**EXERCISE AIM:** All lines from the one containing "What data populates" to the end of the listing below are to be reproduced exactly, and no others.

**RECORDED DATA:**
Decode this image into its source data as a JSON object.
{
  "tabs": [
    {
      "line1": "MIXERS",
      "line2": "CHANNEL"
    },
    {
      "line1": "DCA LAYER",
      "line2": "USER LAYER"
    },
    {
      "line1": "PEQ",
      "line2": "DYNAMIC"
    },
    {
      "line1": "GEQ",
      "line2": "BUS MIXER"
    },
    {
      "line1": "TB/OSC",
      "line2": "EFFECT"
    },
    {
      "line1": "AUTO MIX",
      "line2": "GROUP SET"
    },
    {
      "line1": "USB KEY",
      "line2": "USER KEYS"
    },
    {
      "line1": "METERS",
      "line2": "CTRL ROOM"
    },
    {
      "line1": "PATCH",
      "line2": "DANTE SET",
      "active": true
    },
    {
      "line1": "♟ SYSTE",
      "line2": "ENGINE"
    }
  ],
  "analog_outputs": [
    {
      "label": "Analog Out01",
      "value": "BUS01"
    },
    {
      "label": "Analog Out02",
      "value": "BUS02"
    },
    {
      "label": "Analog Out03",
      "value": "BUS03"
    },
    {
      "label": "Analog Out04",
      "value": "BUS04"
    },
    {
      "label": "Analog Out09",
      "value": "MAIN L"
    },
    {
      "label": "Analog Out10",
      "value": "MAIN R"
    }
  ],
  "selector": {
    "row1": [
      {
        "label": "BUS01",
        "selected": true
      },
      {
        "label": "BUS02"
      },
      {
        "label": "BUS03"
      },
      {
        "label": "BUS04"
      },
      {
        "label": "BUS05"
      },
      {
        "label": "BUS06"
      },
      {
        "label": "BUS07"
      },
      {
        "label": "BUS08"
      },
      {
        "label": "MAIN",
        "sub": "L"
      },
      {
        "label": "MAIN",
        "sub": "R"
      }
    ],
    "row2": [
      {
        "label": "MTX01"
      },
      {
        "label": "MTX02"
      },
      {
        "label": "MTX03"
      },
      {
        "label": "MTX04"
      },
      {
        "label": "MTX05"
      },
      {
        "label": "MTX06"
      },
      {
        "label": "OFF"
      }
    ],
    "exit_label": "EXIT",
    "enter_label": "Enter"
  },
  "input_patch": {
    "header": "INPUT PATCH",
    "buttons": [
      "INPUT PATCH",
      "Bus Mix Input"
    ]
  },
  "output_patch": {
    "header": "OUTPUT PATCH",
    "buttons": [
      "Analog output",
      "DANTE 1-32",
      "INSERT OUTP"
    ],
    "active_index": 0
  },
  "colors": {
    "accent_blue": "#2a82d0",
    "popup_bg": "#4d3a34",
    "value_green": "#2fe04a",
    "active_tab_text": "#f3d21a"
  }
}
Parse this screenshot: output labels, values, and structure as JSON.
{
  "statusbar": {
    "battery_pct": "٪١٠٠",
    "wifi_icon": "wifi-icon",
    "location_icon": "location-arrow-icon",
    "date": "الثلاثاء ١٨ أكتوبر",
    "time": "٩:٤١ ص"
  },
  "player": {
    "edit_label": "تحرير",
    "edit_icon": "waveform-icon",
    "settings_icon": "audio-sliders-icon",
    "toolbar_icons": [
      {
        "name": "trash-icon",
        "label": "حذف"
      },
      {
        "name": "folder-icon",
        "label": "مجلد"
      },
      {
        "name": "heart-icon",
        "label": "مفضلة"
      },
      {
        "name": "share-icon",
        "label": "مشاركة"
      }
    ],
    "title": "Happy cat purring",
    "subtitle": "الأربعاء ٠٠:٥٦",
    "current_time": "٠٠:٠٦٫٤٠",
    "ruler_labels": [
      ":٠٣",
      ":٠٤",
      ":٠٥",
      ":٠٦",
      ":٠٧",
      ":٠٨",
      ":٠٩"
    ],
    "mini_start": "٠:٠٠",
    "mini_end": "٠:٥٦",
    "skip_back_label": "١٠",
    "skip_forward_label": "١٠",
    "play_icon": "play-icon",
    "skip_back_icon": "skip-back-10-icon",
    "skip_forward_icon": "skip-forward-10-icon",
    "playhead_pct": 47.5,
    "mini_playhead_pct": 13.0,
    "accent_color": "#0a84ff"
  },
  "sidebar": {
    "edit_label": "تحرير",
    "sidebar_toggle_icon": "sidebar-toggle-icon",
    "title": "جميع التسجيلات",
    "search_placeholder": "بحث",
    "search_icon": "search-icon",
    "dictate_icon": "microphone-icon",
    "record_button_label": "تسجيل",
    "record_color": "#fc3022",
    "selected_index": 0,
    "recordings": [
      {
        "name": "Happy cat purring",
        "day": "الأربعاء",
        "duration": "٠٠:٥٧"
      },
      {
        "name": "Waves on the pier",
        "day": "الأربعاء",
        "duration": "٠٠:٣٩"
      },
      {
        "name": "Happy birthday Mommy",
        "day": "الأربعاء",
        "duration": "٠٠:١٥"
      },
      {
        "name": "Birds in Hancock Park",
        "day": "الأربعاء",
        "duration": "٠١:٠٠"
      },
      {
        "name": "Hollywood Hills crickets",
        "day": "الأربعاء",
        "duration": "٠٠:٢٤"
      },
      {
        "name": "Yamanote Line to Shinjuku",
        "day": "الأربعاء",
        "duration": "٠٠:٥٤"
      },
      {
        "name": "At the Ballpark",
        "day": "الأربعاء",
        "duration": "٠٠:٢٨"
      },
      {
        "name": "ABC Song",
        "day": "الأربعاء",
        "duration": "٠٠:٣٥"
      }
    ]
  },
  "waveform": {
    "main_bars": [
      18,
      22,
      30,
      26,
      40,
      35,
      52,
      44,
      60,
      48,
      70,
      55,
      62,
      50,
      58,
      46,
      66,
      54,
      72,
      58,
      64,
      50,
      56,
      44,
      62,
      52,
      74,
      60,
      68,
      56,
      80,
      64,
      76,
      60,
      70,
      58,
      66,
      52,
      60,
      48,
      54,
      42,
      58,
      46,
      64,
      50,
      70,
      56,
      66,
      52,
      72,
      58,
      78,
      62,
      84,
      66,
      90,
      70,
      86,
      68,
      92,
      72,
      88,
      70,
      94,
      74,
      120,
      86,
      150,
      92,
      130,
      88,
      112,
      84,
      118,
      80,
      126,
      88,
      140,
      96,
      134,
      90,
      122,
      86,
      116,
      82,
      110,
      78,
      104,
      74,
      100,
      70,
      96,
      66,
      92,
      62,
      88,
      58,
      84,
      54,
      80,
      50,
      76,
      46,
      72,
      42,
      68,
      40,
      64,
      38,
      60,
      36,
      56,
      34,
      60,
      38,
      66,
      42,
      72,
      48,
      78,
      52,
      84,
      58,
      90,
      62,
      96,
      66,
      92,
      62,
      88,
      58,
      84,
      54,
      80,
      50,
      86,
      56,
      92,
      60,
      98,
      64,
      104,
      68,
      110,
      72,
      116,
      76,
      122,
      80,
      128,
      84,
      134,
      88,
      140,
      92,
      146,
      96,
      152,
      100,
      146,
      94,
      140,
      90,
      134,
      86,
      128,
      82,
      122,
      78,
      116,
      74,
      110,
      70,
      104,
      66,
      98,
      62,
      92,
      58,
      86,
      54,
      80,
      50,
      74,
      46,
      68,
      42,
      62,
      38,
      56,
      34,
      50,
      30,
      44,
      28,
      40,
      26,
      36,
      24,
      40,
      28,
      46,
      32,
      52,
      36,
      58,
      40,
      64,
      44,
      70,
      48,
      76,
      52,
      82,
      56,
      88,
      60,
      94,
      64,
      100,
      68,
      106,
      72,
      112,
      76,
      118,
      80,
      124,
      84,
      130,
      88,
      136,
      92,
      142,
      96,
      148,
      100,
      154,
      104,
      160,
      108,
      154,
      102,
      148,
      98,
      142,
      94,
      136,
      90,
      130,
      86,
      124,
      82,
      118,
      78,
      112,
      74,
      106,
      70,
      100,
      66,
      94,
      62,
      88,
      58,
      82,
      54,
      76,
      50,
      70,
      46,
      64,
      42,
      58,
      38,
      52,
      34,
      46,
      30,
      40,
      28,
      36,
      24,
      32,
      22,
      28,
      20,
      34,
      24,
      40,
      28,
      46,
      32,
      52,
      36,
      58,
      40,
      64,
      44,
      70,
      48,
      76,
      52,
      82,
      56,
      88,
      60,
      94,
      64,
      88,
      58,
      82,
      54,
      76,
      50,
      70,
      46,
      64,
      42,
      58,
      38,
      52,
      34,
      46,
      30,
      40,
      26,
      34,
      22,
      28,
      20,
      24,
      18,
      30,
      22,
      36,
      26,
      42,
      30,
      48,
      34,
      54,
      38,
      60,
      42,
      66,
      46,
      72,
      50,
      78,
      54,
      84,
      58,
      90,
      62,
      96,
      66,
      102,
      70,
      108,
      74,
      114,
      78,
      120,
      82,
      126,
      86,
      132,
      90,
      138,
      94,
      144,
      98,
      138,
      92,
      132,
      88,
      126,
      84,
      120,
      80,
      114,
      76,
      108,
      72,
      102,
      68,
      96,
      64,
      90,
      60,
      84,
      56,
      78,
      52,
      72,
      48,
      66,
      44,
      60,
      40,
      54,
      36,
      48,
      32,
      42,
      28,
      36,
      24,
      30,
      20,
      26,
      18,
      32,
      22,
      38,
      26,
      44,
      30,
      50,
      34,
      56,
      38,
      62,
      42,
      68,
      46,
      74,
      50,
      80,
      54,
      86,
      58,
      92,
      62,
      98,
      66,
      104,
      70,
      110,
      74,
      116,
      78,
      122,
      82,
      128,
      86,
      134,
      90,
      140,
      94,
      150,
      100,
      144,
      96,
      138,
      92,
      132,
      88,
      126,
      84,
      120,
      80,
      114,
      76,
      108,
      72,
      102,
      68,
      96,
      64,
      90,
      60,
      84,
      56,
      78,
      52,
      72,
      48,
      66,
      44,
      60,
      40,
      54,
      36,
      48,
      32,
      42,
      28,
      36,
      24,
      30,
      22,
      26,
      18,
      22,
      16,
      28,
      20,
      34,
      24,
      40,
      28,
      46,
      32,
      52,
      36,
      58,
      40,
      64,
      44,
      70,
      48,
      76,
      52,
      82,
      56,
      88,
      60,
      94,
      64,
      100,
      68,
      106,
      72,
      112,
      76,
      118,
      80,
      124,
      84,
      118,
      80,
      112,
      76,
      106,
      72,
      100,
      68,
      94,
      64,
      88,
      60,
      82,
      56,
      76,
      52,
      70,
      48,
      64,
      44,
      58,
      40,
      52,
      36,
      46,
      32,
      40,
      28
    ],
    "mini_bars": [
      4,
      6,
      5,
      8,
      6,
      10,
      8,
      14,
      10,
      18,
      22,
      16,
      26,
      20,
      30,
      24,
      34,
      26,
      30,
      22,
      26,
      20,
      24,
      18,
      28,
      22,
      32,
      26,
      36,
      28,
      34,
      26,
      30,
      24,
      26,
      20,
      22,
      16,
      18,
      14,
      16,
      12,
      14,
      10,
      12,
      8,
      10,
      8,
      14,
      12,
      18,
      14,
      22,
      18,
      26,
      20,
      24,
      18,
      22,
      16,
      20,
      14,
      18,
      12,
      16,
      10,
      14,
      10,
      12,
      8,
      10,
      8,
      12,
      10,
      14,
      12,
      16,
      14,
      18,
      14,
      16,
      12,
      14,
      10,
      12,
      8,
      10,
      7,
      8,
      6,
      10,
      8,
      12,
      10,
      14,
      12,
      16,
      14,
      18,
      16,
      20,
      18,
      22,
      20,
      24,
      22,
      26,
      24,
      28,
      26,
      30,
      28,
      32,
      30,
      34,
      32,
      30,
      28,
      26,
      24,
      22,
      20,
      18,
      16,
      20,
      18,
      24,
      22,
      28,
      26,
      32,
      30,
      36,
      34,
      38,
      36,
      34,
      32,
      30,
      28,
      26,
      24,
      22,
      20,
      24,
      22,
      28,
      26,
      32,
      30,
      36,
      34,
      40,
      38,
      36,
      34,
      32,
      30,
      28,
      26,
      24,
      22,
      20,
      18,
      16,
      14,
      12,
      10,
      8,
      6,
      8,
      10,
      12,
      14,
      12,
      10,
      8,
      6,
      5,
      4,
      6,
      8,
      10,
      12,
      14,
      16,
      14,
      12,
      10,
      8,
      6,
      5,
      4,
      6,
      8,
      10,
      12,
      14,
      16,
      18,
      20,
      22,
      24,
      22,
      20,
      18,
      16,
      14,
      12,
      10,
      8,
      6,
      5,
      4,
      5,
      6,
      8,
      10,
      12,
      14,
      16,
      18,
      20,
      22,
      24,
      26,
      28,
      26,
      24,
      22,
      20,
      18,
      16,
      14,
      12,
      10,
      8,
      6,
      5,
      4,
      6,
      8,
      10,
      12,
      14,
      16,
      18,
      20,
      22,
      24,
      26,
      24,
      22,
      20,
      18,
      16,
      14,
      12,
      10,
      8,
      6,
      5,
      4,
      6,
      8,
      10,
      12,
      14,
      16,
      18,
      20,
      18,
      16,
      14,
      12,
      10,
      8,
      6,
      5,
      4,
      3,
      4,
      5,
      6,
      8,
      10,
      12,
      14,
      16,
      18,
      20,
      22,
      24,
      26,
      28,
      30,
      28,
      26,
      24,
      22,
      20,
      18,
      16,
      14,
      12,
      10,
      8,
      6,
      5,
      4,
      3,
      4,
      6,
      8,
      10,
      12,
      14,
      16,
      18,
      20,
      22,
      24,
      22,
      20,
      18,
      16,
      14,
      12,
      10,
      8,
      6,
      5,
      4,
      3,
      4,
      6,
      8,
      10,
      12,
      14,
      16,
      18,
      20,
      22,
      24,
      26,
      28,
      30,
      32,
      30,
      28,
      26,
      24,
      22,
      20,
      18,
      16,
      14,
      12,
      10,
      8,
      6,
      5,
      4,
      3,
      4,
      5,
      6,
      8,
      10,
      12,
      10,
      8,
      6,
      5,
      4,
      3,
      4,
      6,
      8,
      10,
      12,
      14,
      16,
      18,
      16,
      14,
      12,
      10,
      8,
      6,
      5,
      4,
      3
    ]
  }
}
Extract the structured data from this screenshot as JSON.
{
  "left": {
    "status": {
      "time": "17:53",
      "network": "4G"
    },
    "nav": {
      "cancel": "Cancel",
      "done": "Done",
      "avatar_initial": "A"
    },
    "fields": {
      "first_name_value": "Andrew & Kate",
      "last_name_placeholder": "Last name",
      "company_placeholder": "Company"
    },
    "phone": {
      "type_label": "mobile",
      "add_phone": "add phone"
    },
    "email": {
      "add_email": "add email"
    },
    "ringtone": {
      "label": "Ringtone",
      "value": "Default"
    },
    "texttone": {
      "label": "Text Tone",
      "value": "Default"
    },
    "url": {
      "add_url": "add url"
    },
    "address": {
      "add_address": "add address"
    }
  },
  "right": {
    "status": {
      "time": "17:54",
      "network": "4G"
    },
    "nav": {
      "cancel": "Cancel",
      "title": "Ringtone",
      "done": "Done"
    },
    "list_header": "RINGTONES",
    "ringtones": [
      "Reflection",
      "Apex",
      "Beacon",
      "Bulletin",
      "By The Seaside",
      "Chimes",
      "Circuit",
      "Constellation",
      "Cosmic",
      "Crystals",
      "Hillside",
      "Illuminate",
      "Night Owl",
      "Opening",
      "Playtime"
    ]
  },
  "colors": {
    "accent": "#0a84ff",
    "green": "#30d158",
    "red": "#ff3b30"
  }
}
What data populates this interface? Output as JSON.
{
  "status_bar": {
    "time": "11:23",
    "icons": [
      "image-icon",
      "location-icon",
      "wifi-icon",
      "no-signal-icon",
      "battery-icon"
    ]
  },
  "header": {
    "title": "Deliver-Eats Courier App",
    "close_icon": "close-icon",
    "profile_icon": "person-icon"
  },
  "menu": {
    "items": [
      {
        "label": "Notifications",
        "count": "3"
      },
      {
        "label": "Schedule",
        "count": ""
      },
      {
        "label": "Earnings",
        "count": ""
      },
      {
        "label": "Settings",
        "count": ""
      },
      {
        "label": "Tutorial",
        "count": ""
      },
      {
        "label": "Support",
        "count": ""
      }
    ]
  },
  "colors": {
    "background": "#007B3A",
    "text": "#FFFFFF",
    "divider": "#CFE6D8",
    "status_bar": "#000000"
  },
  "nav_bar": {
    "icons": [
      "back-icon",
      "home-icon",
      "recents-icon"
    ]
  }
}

**ANSWER AREA:**
What data populates this interface? Output as JSON.
{
  "status_bar": {
    "time": "11:23",
    "icons": [
      "image-icon",
      "location-icon",
      "wifi-icon",
      "no-signal-icon",
      "battery-icon"
    ]
  },
  "header": {
    "title": "Deliver-Eats Courier App",
    "close_icon": "close-icon",
    "profile_icon": "person-icon"
  },
  "menu": {
    "items": [
      {
        "label": "Notifications",
        "count": "3"
      },
      {
        "label": "Schedule",
        "count": ""
      },
      {
        "label": "Earnings",
        "count": ""
      },
      {
        "label": "Settings",
        "count": ""
      },
      {
        "label": "Tutorial",
        "count": ""
      },
      {
        "label": "Support",
        "count": ""
      }
    ]
  },
  "colors": {
    "background": "#007B3A",
    "text": "#FFFFFF",
    "divider": "#CFE6D8",
    "status_bar": "#000000"
  },
  "nav_bar": {
    "icons": [
      "back-icon",
      "home-icon",
      "recents-icon"
    ]
  }
}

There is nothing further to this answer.